Exercise goal ▸ Beneath this sentence is a set of records; write each of them out exactly.
═══ Entries supplied
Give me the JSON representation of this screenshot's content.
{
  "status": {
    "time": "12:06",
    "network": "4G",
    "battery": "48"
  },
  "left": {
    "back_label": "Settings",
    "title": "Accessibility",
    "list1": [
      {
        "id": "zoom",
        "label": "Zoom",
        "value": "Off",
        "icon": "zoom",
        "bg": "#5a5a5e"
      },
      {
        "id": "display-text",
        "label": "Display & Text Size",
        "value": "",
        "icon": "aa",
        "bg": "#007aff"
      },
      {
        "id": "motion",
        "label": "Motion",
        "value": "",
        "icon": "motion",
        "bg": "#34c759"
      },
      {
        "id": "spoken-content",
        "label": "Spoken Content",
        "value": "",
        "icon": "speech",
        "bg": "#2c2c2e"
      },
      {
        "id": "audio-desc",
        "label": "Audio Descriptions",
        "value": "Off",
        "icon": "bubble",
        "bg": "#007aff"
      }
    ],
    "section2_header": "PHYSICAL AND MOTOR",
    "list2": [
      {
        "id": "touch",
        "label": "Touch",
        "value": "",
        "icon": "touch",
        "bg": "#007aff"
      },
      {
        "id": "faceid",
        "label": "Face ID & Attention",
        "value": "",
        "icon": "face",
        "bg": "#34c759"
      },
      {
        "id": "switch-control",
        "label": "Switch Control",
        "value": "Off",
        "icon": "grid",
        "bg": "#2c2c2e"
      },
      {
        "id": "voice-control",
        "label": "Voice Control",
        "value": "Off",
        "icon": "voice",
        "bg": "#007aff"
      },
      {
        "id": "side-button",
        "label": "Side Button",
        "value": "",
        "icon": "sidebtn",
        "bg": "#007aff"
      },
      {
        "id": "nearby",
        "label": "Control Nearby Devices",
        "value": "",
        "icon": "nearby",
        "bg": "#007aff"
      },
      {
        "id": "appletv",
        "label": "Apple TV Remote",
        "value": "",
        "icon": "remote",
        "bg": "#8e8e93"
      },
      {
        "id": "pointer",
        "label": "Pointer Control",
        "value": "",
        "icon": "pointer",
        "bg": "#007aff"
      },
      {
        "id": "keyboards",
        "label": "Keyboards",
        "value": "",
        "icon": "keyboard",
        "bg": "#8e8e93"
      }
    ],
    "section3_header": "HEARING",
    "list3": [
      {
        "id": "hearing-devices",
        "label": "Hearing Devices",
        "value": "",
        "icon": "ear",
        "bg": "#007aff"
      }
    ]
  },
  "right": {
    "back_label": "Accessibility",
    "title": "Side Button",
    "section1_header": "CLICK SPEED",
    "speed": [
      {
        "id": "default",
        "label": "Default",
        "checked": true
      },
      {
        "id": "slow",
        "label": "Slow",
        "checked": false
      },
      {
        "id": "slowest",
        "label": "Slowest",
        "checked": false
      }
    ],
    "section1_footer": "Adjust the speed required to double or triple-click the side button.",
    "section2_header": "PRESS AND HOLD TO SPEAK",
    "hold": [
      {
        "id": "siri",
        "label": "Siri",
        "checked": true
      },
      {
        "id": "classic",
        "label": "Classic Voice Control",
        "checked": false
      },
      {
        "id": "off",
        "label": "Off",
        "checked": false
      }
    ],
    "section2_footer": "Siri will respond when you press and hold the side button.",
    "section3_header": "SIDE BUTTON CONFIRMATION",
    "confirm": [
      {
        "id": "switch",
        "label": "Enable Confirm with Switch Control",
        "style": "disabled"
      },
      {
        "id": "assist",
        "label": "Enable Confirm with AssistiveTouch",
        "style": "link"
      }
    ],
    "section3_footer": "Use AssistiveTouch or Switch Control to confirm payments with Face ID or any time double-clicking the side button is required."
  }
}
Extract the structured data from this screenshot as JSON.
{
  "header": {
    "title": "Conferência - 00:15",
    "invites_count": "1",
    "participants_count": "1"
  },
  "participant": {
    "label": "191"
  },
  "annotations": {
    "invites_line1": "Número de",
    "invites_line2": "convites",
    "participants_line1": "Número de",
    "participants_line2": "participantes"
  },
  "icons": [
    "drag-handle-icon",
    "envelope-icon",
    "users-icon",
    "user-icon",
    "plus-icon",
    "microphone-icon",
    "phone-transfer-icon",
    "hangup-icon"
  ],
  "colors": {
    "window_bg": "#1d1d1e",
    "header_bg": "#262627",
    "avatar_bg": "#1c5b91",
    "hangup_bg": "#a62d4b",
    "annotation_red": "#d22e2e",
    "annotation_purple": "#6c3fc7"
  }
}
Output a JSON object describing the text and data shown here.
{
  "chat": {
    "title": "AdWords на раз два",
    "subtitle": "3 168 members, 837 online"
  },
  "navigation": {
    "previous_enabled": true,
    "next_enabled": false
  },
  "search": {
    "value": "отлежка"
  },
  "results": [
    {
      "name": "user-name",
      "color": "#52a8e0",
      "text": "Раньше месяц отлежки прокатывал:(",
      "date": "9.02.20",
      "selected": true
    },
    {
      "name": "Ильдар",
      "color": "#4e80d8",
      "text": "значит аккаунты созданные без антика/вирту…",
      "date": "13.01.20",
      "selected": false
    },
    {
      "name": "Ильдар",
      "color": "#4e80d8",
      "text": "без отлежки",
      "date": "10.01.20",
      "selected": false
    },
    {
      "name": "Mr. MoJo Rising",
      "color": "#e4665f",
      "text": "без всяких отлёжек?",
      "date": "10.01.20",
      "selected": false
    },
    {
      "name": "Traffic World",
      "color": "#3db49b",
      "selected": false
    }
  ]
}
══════
Your response ▸
Give me the JSON representation of this screenshot's content.
{
  "status": {
    "time": "12:06",
    "network": "4G",
    "battery": "48"
  },
  "left": {
    "back_label": "Settings",
    "title": "Accessibility",
    "list1": [
      {
        "id": "zoom",
        "label": "Zoom",
        "value": "Off",
        "icon": "zoom",
        "bg": "#5a5a5e"
      },
      {
        "id": "display-text",
        "label": "Display & Text Size",
        "value": "",
        "icon": "aa",
        "bg": "#007aff"
      },
      {
        "id": "motion",
        "label": "Motion",
        "value": "",
        "icon": "motion",
        "bg": "#34c759"
      },
      {
        "id": "spoken-content",
        "label": "Spoken Content",
        "value": "",
        "icon": "speech",
        "bg": "#2c2c2e"
      },
      {
        "id": "audio-desc",
        "label": "Audio Descriptions",
        "value": "Off",
        "icon": "bubble",
        "bg": "#007aff"
      }
    ],
    "section2_header": "PHYSICAL AND MOTOR",
    "list2": [
      {
        "id": "touch",
        "label": "Touch",
        "value": "",
        "icon": "touch",
        "bg": "#007aff"
      },
      {
        "id": "faceid",
        "label": "Face ID & Attention",
        "value": "",
        "icon": "face",
        "bg": "#34c759"
      },
      {
        "id": "switch-control",
        "label": "Switch Control",
        "value": "Off",
        "icon": "grid",
        "bg": "#2c2c2e"
      },
      {
        "id": "voice-control",
        "label": "Voice Control",
        "value": "Off",
        "icon": "voice",
        "bg": "#007aff"
      },
      {
        "id": "side-button",
        "label": "Side Button",
        "value": "",
        "icon": "sidebtn",
        "bg": "#007aff"
      },
      {
        "id": "nearby",
        "label": "Control Nearby Devices",
        "value": "",
        "icon": "nearby",
        "bg": "#007aff"
      },
      {
        "id": "appletv",
        "label": "Apple TV Remote",
        "value": "",
        "icon": "remote",
        "bg": "#8e8e93"
      },
      {
        "id": "pointer",
        "label": "Pointer Control",
        "value": "",
        "icon": "pointer",
        "bg": "#007aff"
      },
      {
        "id": "keyboards",
        "label": "Keyboards",
        "value": "",
        "icon": "keyboard",
        "bg": "#8e8e93"
      }
    ],
    "section3_header": "HEARING",
    "list3": [
      {
        "id": "hearing-devices",
        "label": "Hearing Devices",
        "value": "",
        "icon": "ear",
        "bg": "#007aff"
      }
    ]
  },
  "right": {
    "back_label": "Accessibility",
    "title": "Side Button",
    "section1_header": "CLICK SPEED",
    "speed": [
      {
        "id": "default",
        "label": "Default",
        "checked": true
      },
      {
        "id": "slow",
        "label": "Slow",
        "checked": false
      },
      {
        "id": "slowest",
        "label": "Slowest",
        "checked": false
      }
    ],
    "section1_footer": "Adjust the speed required to double or triple-click the side button.",
    "section2_header": "PRESS AND HOLD TO SPEAK",
    "hold": [
      {
        "id": "siri",
        "label": "Siri",
        "checked": true
      },
      {
        "id": "classic",
        "label": "Classic Voice Control",
        "checked": false
      },
      {
        "id": "off",
        "label": "Off",
        "checked": false
      }
    ],
    "section2_footer": "Siri will respond when you press and hold the side button.",
    "section3_header": "SIDE BUTTON CONFIRMATION",
    "confirm": [
      {
        "id": "switch",
        "label": "Enable Confirm with Switch Control",
        "style": "disabled"
      },
      {
        "id": "assist",
        "label": "Enable Confirm with AssistiveTouch",
        "style": "link"
      }
    ],
    "section3_footer": "Use AssistiveTouch or Switch Control to confirm payments with Face ID or any time double-clicking the side button is required."
  }
}
Extract the structured data from this screenshot as JSON.
{
  "header": {
    "title": "Conferência - 00:15",
    "invites_count": "1",
    "participants_count": "1"
  },
  "participant": {
    "label": "191"
  },
  "annotations": {
    "invites_line1": "Número de",
    "invites_line2": "convites",
    "participants_line1": "Número de",
    "participants_line2": "participantes"
  },
  "icons": [
    "drag-handle-icon",
    "envelope-icon",
    "users-icon",
    "user-icon",
    "plus-icon",
    "microphone-icon",
    "phone-transfer-icon",
    "hangup-icon"
  ],
  "colors": {
    "window_bg": "#1d1d1e",
    "header_bg": "#262627",
    "avatar_bg": "#1c5b91",
    "hangup_bg": "#a62d4b",
    "annotation_red": "#d22e2e",
    "annotation_purple": "#6c3fc7"
  }
}
Output a JSON object describing the text and data shown here.
{
  "chat": {
    "title": "AdWords на раз два",
    "subtitle": "3 168 members, 837 online"
  },
  "navigation": {
    "previous_enabled": true,
    "next_enabled": false
  },
  "search": {
    "value": "отлежка"
  },
  "results": [
    {
      "name": "user-name",
      "color": "#52a8e0",
      "text": "Раньше месяц отлежки прокатывал:(",
      "date": "9.02.20",
      "selected": true
    },
    {
      "name": "Ильдар",
      "color": "#4e80d8",
      "text": "значит аккаунты созданные без антика/вирту…",
      "date": "13.01.20",
      "selected": false
    },
    {
      "name": "Ильдар",
      "color": "#4e80d8",
      "text": "без отлежки",
      "date": "10.01.20",
      "selected": false
    },
    {
      "name": "Mr. MoJo Rising",
      "color": "#e4665f",
      "text": "без всяких отлёжек?",
      "date": "10.01.20",
      "selected": false
    },
    {
      "name": "Traffic World",
      "color": "#3db49b",
      "selected": false
    }
  ]
}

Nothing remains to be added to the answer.